What Is a Bard
The term bard refers to a professional poet who works for a renowned person especially someone in the higher ranks of the ministry. In the medieval British culture, nobleman used to employ poets to write poems praising the employer’s activities or their ancestors.
Bard also refers to a specific class of poets or authors or songwriters or narrators which can be compared to the other class at the time.
The word, bard is a Scottish Gaelic term which derives its meaning from proto-celtic word bardos. The bards came into existence during the renaissance era especially in Scotland and Ireland. The bard were poets who were hired by the Lords to write eulogies on them. There poetry is known as bardic poetry.
If the employer failed to pay for their work or not paid up to their expectation then these poets wrote scornful poems known as satire poems. Bards class functioned similar to that of rhapsodes, minstrels, scops, skalds, and fili. Their themes and genres were different.
Bards are renowned in the history for their descriptive laudatory poems. They usually lauded the bravery of a warrior in a battle, eulogies about heritage, empire of a king or ruling strata. No proper details describing bards and their lives exist. Nevertheless, Celtic people did have some poems and memories describing the bards and their literature. These memories were termed as rhyme of time. However, for a while the term bard went into oblivion but were seen again in the Romanticism era.
In the romanticism era, the bards ventured in the English language rather than Gaelic. Their genre also changed as they leaped into lyric poetry. Sir John Walters have been described in history as an idealist of such lyric poems and bards.
Irish and Welsh Bards
The medieval Ireland saw two class of poets, bards and fili. According to Uraicecht Becc, the old Irish book bard represented inferior class of poets and were unentitled for royal poetic duties. The introduction of Christian Ireland has been described as the point which lead to the separation of the two poetic class. The church supported the works of Fili and declared them “elite poetic class” until its withdrawal of poetic class organization during the Renaissance period.

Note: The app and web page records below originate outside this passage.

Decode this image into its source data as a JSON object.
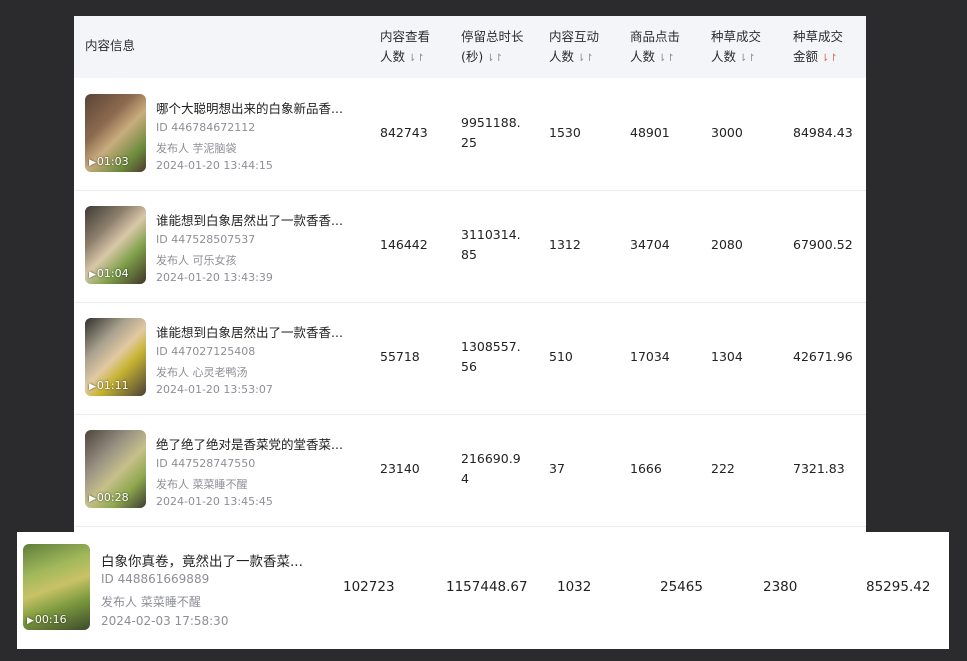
{
  "headers": {
    "content_info": "内容信息",
    "views_1": "内容查看",
    "views_2": "人数",
    "dwell_1": "停留总时长",
    "dwell_2": "(秒)",
    "interact_1": "内容互动",
    "interact_2": "人数",
    "clicks_1": "商品点击",
    "clicks_2": "人数",
    "buyers_1": "种草成交",
    "buyers_2": "人数",
    "amount_1": "种草成交",
    "amount_2": "金额",
    "sort_icon": "⇂↾"
  },
  "rows": [
    {
      "title": "哪个大聪明想出来的白象新品香...",
      "id": "ID 446784672112",
      "publisher": "发布人  芋泥脑袋",
      "time": "2024-01-20 13:44:15",
      "duration": "01:03",
      "views": "842743",
      "dwell_1": "9951188.",
      "dwell_2": "25",
      "interactions": "1530",
      "clicks": "48901",
      "buyers": "3000",
      "amount": "84984.43"
    },
    {
      "title": "谁能想到白象居然出了一款香香...",
      "id": "ID 447528507537",
      "publisher": "发布人  可乐女孩",
      "time": "2024-01-20 13:43:39",
      "duration": "01:04",
      "views": "146442",
      "dwell_1": "3110314.",
      "dwell_2": "85",
      "interactions": "1312",
      "clicks": "34704",
      "buyers": "2080",
      "amount": "67900.52"
    },
    {
      "title": "谁能想到白象居然出了一款香香...",
      "id": "ID 447027125408",
      "publisher": "发布人  心灵老鸭汤",
      "time": "2024-01-20 13:53:07",
      "duration": "01:11",
      "views": "55718",
      "dwell_1": "1308557.",
      "dwell_2": "56",
      "interactions": "510",
      "clicks": "17034",
      "buyers": "1304",
      "amount": "42671.96"
    },
    {
      "title": "绝了绝了绝对是香菜党的堂香菜...",
      "id": "ID 447528747550",
      "publisher": "发布人  菜菜睡不醒",
      "time": "2024-01-20 13:45:45",
      "duration": "00:28",
      "views": "23140",
      "dwell_1": "216690.9",
      "dwell_2": "4",
      "interactions": "37",
      "clicks": "1666",
      "buyers": "222",
      "amount": "7321.83"
    }
  ],
  "highlight": {
    "title": "白象你真卷，竟然出了一款香菜...",
    "id": "ID 448861669889",
    "publisher": "发布人  菜菜睡不醒",
    "time": "2024-02-03 17:58:30",
    "duration": "00:16",
    "views": "102723",
    "dwell": "1157448.67",
    "interactions": "1032",
    "clicks": "25465",
    "buyers": "2380",
    "amount": "85295.42"
  }
}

In Ireland, the bards formed there very own clan and their stayed there for a long time. These bards formed a new caste in society and even Bardic society and schools were present until 17th century.
The welsh bards shared the same fate in Wales. However, the bardic age in wales saw two legends, Aneirin and Taliesin. Anerrin was a dark age bardic poet and complete life and work is summed in the Book of Aneirin. Taliesin was a British bard and was renowned in the courts in the post roman era. However, Welsh bard existed till 13th century and were never reintroduced in Medieval Welsh literature.

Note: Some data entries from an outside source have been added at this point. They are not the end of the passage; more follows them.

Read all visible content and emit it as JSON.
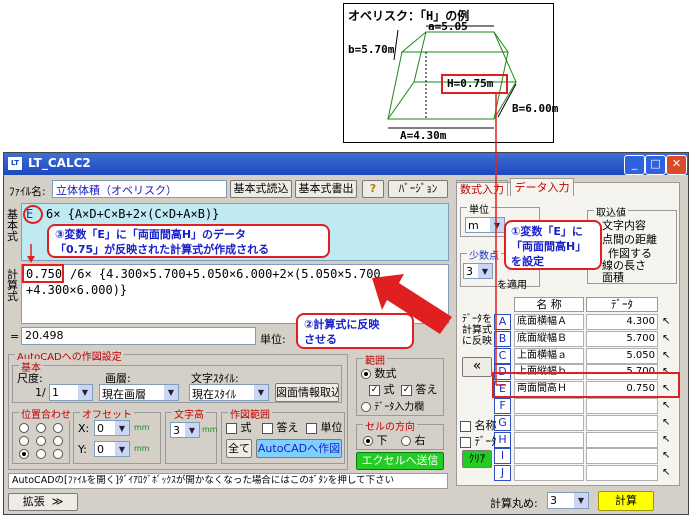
{
  "diagram": {
    "title": "オベリスク：「H」の例",
    "label_a": "a=5.05",
    "label_b": "b=5.70m",
    "label_H": "H=0.75m",
    "label_B": "B=6.00m",
    "label_A": "A=4.30m"
  },
  "window": {
    "icon": "LT",
    "title": "LT_CALC2",
    "min": "_",
    "max": "□",
    "close": "✕"
  },
  "file": {
    "label": "ﾌｧｲﾙ名:",
    "name": "立体体積（オベリスク）",
    "btn_load": "基本式読込",
    "btn_write": "基本式書出",
    "help": "?",
    "btn_version": "ﾊﾞｰｼﾞｮﾝ"
  },
  "formula": {
    "side_label": "基本式",
    "var": "E",
    "text": "6× {A×D+C×B+2×(C×D+A×B)}"
  },
  "calc": {
    "side_label": "計算式",
    "highlight": "0.750",
    "line1": "/6× {4.300×5.700+5.050×6.000+2×(5.050×5.700",
    "line2": "+4.300×6.000)}"
  },
  "result": {
    "eq": "=",
    "value": "20.498",
    "unit_label": "単位:"
  },
  "callouts": {
    "c1_line1": "①変数「E」に",
    "c1_line2": "「両面間高H」",
    "c1_line3": "を設定",
    "c2_line1": "②計算式に反映",
    "c2_line2": "させる",
    "c3_line1": "③変数「E」に「両面間高H」のデータ",
    "c3_line2": "「0.75」が反映された計算式が作成される"
  },
  "autocad": {
    "group": "AutoCADへの作図設定",
    "basic": "基本",
    "scale_label": "尺度:",
    "scale_prefix": "1/",
    "scale_value": "1",
    "layer_label": "画層:",
    "layer_value": "現在画層",
    "style_label": "文字ｽﾀｲﾙ:",
    "style_value": "現在ｽﾀｲﾙ",
    "btn_draw_info": "図面情報取込",
    "pos_label": "位置合わせ",
    "offset_label": "オフセット",
    "x_label": "X:",
    "x_value": "0",
    "y_label": "Y:",
    "y_value": "0",
    "mm": "mm",
    "height_label": "文字高",
    "height_value": "3",
    "range_label": "作図範囲",
    "chk_formula": "式",
    "chk_answer": "答え",
    "chk_unit": "単位",
    "btn_all": "全て",
    "btn_draw": "AutoCADへ作図"
  },
  "range": {
    "label": "範囲",
    "opt_formula": "数式",
    "chk_formula": "式",
    "chk_answer": "答え",
    "opt_data": "ﾃﾞｰﾀ入力欄"
  },
  "direction": {
    "label": "セルの方向",
    "down": "下",
    "right": "右"
  },
  "btn_excel": "エクセルへ送信",
  "status": "AutoCADの[ﾌｧｲﾙを開く]ﾀﾞｲｱﾛｸﾞﾎﾞｯｸｽが開かなくなった場合にはこのﾎﾞﾀﾝを押して下さい",
  "btn_expand": "拡張",
  "btn_expand_arrow": "≫",
  "right": {
    "tab_formula": "数式入力",
    "tab_data": "データ入力",
    "unit_label": "単位",
    "unit_value": "m",
    "decimal_label": "少数点",
    "decimal_value": "3",
    "apply": "を適用",
    "capture_label": "取込値",
    "capture_opt1": "文字内容",
    "capture_opt2": "点間の距離",
    "capture_opt3": "作図する",
    "capture_opt4": "線の長さ",
    "capture_opt5": "面積",
    "reflect_label": "ﾃﾞｰﾀを計算式に反映",
    "arrow_left": "«",
    "col_name": "名 称",
    "col_data": "ﾃﾞｰﾀ",
    "rows": [
      {
        "key": "A",
        "name": "底面横幅Ａ",
        "value": "4.300"
      },
      {
        "key": "B",
        "name": "底面縦幅Ｂ",
        "value": "5.700"
      },
      {
        "key": "C",
        "name": "上面横幅ａ",
        "value": "5.050"
      },
      {
        "key": "D",
        "name": "上面縦幅ｂ",
        "value": "5.700"
      },
      {
        "key": "E",
        "name": "両面間高Ｈ",
        "value": "0.750"
      },
      {
        "key": "F",
        "name": "",
        "value": ""
      },
      {
        "key": "G",
        "name": "",
        "value": ""
      },
      {
        "key": "H",
        "name": "",
        "value": ""
      },
      {
        "key": "I",
        "name": "",
        "value": ""
      },
      {
        "key": "J",
        "name": "",
        "value": ""
      }
    ],
    "chk_name": "名称",
    "chk_data": "ﾃﾞｰﾀ",
    "btn_clear": "ｸﾘｱ",
    "round_label": "計算丸め:",
    "round_value": "3",
    "btn_calc": "計算"
  },
  "colors": {
    "accent_red": "#e02020",
    "callout_text": "#1a20c8",
    "formula_bg": "#bfeaf2",
    "calc_button": "#ffff00",
    "excel_button": "#22cc22"
  }
}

William Shakespeare and Robert Burns are historically referred as bards many times.